This is certainly logical, and it's often true. But several other things can cause wilting, including disease and insects or rodents gnawing on the stem. Better to stick your finger in the soil first to make sure it's actually dry before inundating a droopy plant with water. If disease is making the leaves wilt, excessive water will only make it worse.
When Planting a Tree, the Bigger the Hole the Better
Tree planting instructions often say to dig the planting hole twice as wide and deep as the root-ball. This is hogwash, and can actually shorten the life of the tree. If you loosen the soil under the root ball, the tree will slowly sink as the soil settles, causing the base of the trunk to be below grade — a sure-fire way to end up with fungal diseases. Make sure the rootball is on firm soil when you plant. You can dig a wide hole if you want, but this, too, is unnecessary.
Pine Needles Acidify the Soil
A number of popular garden plants, including blueberries, rhododendron, azalea, and gardenia, grow poorly unless the pH of the soil is fairly acidic (they like a pH in the 4.5-5.5 range). Some parts of the country have naturally acidic soil, especially in high rainfall areas like the Deep South. Perhaps because there are so many pine trees in the Deep South, the notion that easily available pine needles can be mixed into the soil to lower the pH took root. But it's baseless.
Bloom Booster Fertilizers Make More Flowers
On the garden center shelf, you'll find many fertilizers, both organic and synthetic, claiming to promote bigger and more bountiful blooms. These products are invariably high in phosphorus, which does have an indirect relationship to flowering but is just one of many things that a plant needs to flower profusely. Furthermore, phosphorus-deficient soils are rare, and adding more phosphorus to soils that already have plenty has no impact on your plant's flowers. Excess phosphorus is a pollutant, however, and if your plants aren't absorbing it from the soil it will likely end up in the nearest waterway.
Reposted with permission from our media associate Modern Farmer.
EcoWatch Daily Newsletter
By Dr. Brian R. Shmaefsky

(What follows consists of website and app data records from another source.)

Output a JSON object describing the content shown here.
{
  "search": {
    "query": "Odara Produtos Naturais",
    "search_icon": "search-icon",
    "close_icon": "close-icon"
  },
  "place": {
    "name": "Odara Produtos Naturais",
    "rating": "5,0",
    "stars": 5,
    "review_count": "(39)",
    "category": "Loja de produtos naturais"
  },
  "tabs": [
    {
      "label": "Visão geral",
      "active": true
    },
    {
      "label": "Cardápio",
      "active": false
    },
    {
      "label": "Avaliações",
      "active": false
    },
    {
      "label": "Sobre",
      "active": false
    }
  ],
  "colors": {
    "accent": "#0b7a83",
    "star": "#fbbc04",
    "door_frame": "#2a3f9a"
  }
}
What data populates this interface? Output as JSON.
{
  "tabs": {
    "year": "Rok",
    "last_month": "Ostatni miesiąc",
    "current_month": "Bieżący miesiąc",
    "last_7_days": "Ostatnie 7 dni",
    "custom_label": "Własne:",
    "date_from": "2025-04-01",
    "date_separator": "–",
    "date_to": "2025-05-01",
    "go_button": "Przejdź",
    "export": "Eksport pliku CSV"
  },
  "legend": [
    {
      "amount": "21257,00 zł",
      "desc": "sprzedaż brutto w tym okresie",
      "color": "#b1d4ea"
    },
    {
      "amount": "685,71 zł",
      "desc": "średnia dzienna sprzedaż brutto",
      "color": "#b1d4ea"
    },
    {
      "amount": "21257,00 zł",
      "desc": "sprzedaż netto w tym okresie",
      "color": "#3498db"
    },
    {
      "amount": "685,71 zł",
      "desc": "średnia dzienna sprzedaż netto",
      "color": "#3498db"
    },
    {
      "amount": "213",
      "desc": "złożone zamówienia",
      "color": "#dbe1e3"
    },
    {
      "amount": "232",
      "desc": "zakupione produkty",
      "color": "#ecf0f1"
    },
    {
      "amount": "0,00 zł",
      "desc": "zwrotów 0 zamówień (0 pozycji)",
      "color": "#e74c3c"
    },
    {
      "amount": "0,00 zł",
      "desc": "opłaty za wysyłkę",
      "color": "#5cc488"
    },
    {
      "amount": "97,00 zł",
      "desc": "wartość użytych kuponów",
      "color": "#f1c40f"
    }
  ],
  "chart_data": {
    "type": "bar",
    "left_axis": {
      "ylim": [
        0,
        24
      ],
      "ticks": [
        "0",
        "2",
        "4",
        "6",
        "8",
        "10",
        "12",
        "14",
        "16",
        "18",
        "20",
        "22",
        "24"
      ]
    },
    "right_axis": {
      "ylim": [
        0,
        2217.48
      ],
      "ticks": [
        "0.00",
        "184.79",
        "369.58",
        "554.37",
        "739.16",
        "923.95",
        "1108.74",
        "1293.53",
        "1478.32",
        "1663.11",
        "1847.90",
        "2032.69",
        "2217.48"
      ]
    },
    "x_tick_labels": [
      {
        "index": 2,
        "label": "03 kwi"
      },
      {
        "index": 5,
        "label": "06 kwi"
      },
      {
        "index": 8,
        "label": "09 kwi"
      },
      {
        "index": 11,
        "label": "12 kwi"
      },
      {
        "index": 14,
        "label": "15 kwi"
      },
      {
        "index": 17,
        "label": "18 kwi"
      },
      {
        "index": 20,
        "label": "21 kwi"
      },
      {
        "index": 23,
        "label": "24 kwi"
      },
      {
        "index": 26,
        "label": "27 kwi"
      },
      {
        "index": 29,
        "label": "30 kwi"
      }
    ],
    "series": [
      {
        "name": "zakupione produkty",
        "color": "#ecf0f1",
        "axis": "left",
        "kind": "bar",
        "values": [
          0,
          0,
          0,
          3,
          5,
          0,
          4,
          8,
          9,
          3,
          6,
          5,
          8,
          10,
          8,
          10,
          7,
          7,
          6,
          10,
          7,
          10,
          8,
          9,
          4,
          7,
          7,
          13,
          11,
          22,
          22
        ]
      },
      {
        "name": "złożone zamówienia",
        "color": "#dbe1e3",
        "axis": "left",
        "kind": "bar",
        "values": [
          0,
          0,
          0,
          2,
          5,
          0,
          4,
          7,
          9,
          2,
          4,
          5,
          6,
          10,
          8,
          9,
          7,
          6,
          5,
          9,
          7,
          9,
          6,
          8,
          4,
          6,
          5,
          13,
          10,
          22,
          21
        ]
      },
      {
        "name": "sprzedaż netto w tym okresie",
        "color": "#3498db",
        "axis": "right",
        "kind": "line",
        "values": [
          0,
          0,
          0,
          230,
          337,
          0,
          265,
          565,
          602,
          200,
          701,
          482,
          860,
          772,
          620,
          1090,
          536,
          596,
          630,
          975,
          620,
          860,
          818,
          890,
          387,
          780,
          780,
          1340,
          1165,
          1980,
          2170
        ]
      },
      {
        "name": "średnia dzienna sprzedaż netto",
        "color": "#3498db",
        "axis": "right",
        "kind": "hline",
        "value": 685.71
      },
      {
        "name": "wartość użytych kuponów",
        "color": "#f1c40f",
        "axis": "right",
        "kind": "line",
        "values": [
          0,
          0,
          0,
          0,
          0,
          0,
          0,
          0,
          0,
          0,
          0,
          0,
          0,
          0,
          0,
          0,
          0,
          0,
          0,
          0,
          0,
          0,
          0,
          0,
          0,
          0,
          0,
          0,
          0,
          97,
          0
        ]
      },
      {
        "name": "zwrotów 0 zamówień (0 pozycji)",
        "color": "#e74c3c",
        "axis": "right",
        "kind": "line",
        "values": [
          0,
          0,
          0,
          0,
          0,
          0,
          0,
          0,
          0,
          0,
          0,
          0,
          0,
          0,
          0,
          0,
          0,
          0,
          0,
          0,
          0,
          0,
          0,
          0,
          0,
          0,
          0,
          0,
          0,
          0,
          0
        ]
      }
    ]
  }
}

One year after the Flint Water Crisis I was invited to participate in a water rights session at a conference hosted by the US Human Rights Network in Austin, Texas in 2015. The reason I was at the conference was to promote efforts by the American Association for the Advancement of Science (AAAS) to encourage scientists to shine a light on how science intersects with human rights, in the U.S. as well as in the context of international development. My plan was to sit at an information booth and share my stories about water quality projects I spearheaded in communities in Bangladesh, Colombia, and the Philippines. I did not expect to be thrown into conversations that made me reexamine how scientists use their knowledge as a public good.
The shipping industry is coming to grips with its egregious carbon footprint, as it has an outsized contribution to greenhouse gas emissions and to the dumping of chemicals into open seas. Already, the global shipping industry contributes about 2 percent of global carbon emissions, about the same as Germany, as the BBC reported.
The Jefferson Memorial in Washington, DC overlooks the Tidal Basin, a man-made body of water surrounded by cherry trees. Visitors can stroll along the water's edge, gazing up at the stately monument.
But at high tide, people are forced off parts of the path. Twice a day, the Tidal Basin floods and water spills onto the walkway.